*WORK ITEM*.
Only the images are to be dropped; the records themselves must be repeated exactly.

*EXERCISE INPUTS*.
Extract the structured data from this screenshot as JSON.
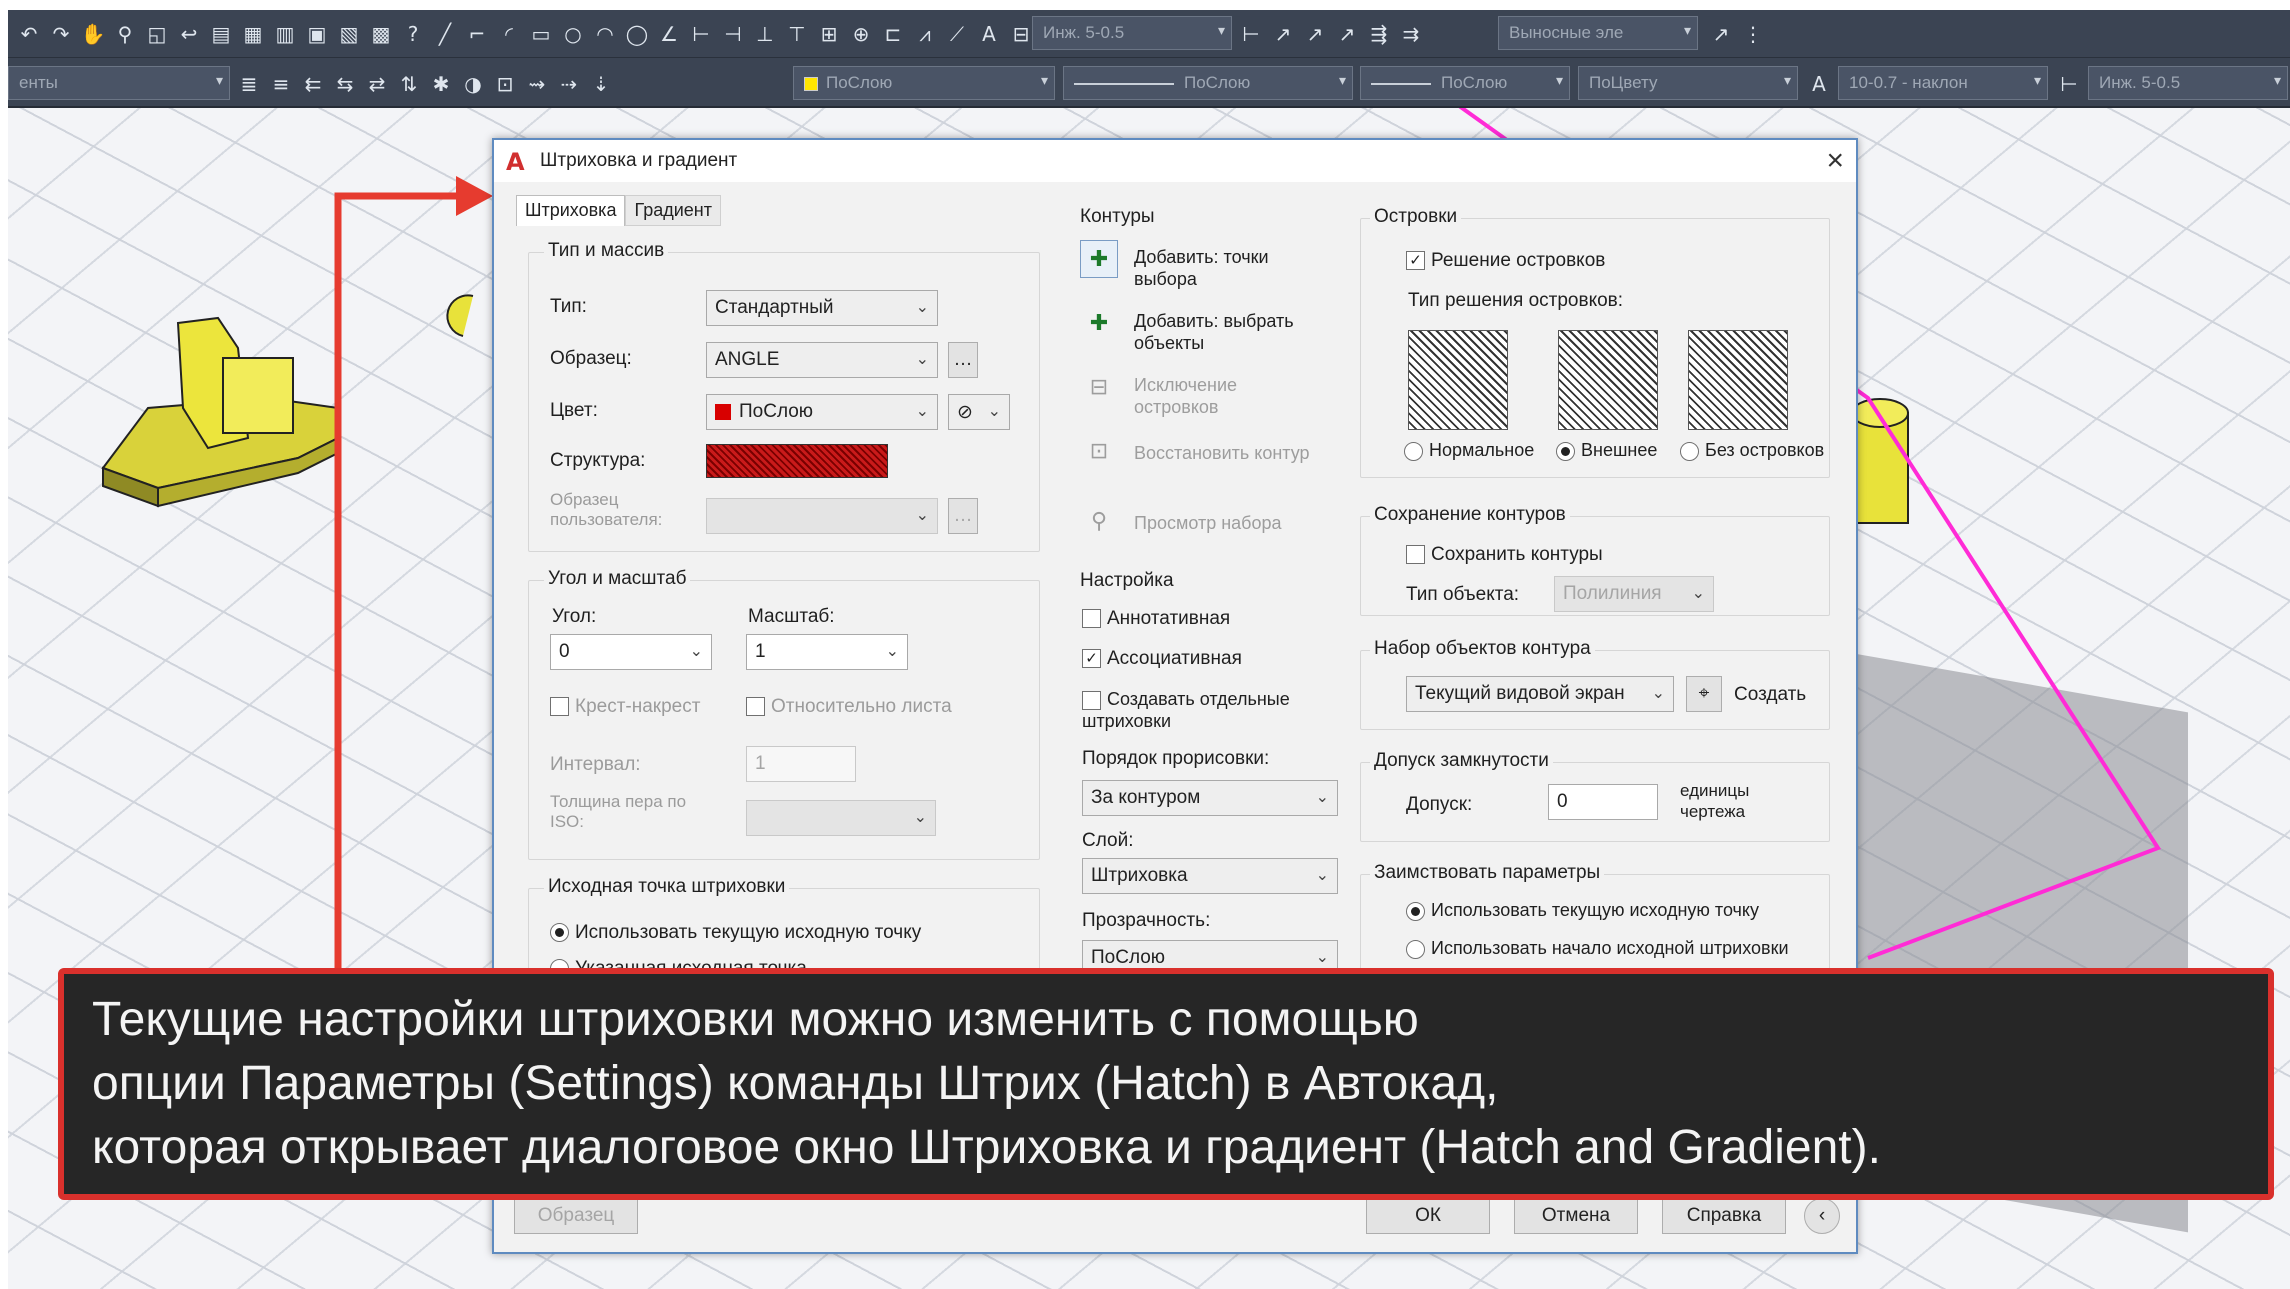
{
  "toolbar": {
    "combos1": [
      "Инж. 5-0.5",
      "Выносные эле"
    ],
    "left_stub": "енты",
    "combos2": [
      "ПоСлою",
      "ПоСлою",
      "ПоСлою",
      "ПоЦвету",
      "10-0.7 - наклон",
      "Инж. 5-0.5"
    ]
  },
  "dialog": {
    "title": "Штриховка и градиент",
    "tabs": [
      "Штриховка",
      "Градиент"
    ],
    "type_group": {
      "legend": "Тип и массив",
      "type_label": "Тип:",
      "type_value": "Стандартный",
      "pattern_label": "Образец:",
      "pattern_value": "ANGLE",
      "color_label": "Цвет:",
      "color_value": "ПоСлою",
      "swatch_label": "Структура:",
      "custom_label": "Образец пользователя:"
    },
    "angle_group": {
      "legend": "Угол и масштаб",
      "angle_label": "Угол:",
      "angle_value": "0",
      "scale_label": "Масштаб:",
      "scale_value": "1",
      "cross": "Крест-накрест",
      "relative": "Относительно листа",
      "spacing_label": "Интервал:",
      "spacing_value": "1",
      "iso_label": "Толщина пера по ISO:"
    },
    "origin_group": {
      "legend": "Исходная точка штриховки",
      "use_current": "Использовать текущую исходную точку",
      "specified": "Указанная исходная точка"
    },
    "boundaries": {
      "legend": "Контуры",
      "add_pick": "Добавить: точки выбора",
      "add_select": "Добавить: выбрать объекты",
      "remove": "Исключение островков",
      "recreate": "Восстановить контур",
      "view": "Просмотр набора"
    },
    "options": {
      "legend": "Настройка",
      "annotative": "Аннотативная",
      "associative": "Ассоциативная",
      "separate": "Создавать отдельные штриховки",
      "draw_order_label": "Порядок прорисовки:",
      "draw_order": "За контуром",
      "layer_label": "Слой:",
      "layer": "Штриховка",
      "transparency_label": "Прозрачность:",
      "transparency": "ПоСлою"
    },
    "islands": {
      "legend": "Островки",
      "detect": "Решение островков",
      "style_label": "Тип решения островков:",
      "normal": "Нормальное",
      "outer": "Внешнее",
      "ignore": "Без островков"
    },
    "retain": {
      "legend": "Сохранение контуров",
      "retain_cb": "Сохранить контуры",
      "object_type_label": "Тип объекта:",
      "object_type": "Полилиния"
    },
    "boundary_set": {
      "legend": "Набор объектов контура",
      "value": "Текущий видовой экран",
      "new_label": "Создать"
    },
    "gap": {
      "legend": "Допуск замкнутости",
      "label": "Допуск:",
      "value": "0",
      "units": "единицы чертежа"
    },
    "inherit": {
      "legend": "Заимствовать параметры",
      "current": "Использовать текущую исходную точку",
      "source": "Использовать начало исходной штриховки"
    },
    "buttons": {
      "preview": "Образец",
      "ok": "ОК",
      "cancel": "Отмена",
      "help": "Справка"
    }
  },
  "caption": {
    "line1": "Текущие настройки штриховки можно изменить с помощью",
    "line2": "опции Параметры (Settings) команды Штрих (Hatch) в Автокад,",
    "line3": "которая открывает диалоговое окно Штриховка и градиент (Hatch and Gradient)."
  },
  "colors": {
    "accent_red": "#d9302c",
    "title_border": "#5f8bc0",
    "model_yellow": "#e8e23a",
    "highlight_magenta": "#ff2bd6"
  }
}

*SOLUTION*.
Extract the structured data from this screenshot as JSON.
{
  "toolbar": {
    "combos1": [
      "Инж. 5-0.5",
      "Выносные эле"
    ],
    "left_stub": "енты",
    "combos2": [
      "ПоСлою",
      "ПоСлою",
      "ПоСлою",
      "ПоЦвету",
      "10-0.7 - наклон",
      "Инж. 5-0.5"
    ]
  },
  "dialog": {
    "title": "Штриховка и градиент",
    "tabs": [
      "Штриховка",
      "Градиент"
    ],
    "type_group": {
      "legend": "Тип и массив",
      "type_label": "Тип:",
      "type_value": "Стандартный",
      "pattern_label": "Образец:",
      "pattern_value": "ANGLE",
      "color_label": "Цвет:",
      "color_value": "ПоСлою",
      "swatch_label": "Структура:",
      "custom_label": "Образец пользователя:"
    },
    "angle_group": {
      "legend": "Угол и масштаб",
      "angle_label": "Угол:",
      "angle_value": "0",
      "scale_label": "Масштаб:",
      "scale_value": "1",
      "cross": "Крест-накрест",
      "relative": "Относительно листа",
      "spacing_label": "Интервал:",
      "spacing_value": "1",
      "iso_label": "Толщина пера по ISO:"
    },
    "origin_group": {
      "legend": "Исходная точка штриховки",
      "use_current": "Использовать текущую исходную точку",
      "specified": "Указанная исходная точка"
    },
    "boundaries": {
      "legend": "Контуры",
      "add_pick": "Добавить: точки выбора",
      "add_select": "Добавить: выбрать объекты",
      "remove": "Исключение островков",
      "recreate": "Восстановить контур",
      "view": "Просмотр набора"
    },
    "options": {
      "legend": "Настройка",
      "annotative": "Аннотативная",
      "associative": "Ассоциативная",
      "separate": "Создавать отдельные штриховки",
      "draw_order_label": "Порядок прорисовки:",
      "draw_order": "За контуром",
      "layer_label": "Слой:",
      "layer": "Штриховка",
      "transparency_label": "Прозрачность:",
      "transparency": "ПоСлою"
    },
    "islands": {
      "legend": "Островки",
      "detect": "Решение островков",
      "style_label": "Тип решения островков:",
      "normal": "Нормальное",
      "outer": "Внешнее",
      "ignore": "Без островков"
    },
    "retain": {
      "legend": "Сохранение контуров",
      "retain_cb": "Сохранить контуры",
      "object_type_label": "Тип объекта:",
      "object_type": "Полилиния"
    },
    "boundary_set": {
      "legend": "Набор объектов контура",
      "value": "Текущий видовой экран",
      "new_label": "Создать"
    },
    "gap": {
      "legend": "Допуск замкнутости",
      "label": "Допуск:",
      "value": "0",
      "units": "единицы чертежа"
    },
    "inherit": {
      "legend": "Заимствовать параметры",
      "current": "Использовать текущую исходную точку",
      "source": "Использовать начало исходной штриховки"
    },
    "buttons": {
      "preview": "Образец",
      "ok": "ОК",
      "cancel": "Отмена",
      "help": "Справка"
    }
  },
  "caption": {
    "line1": "Текущие настройки штриховки можно изменить с помощью",
    "line2": "опции Параметры (Settings) команды Штрих (Hatch) в Автокад,",
    "line3": "которая открывает диалоговое окно Штриховка и градиент (Hatch and Gradient)."
  },
  "colors": {
    "accent_red": "#d9302c",
    "title_border": "#5f8bc0",
    "model_yellow": "#e8e23a",
    "highlight_magenta": "#ff2bd6"
  }
}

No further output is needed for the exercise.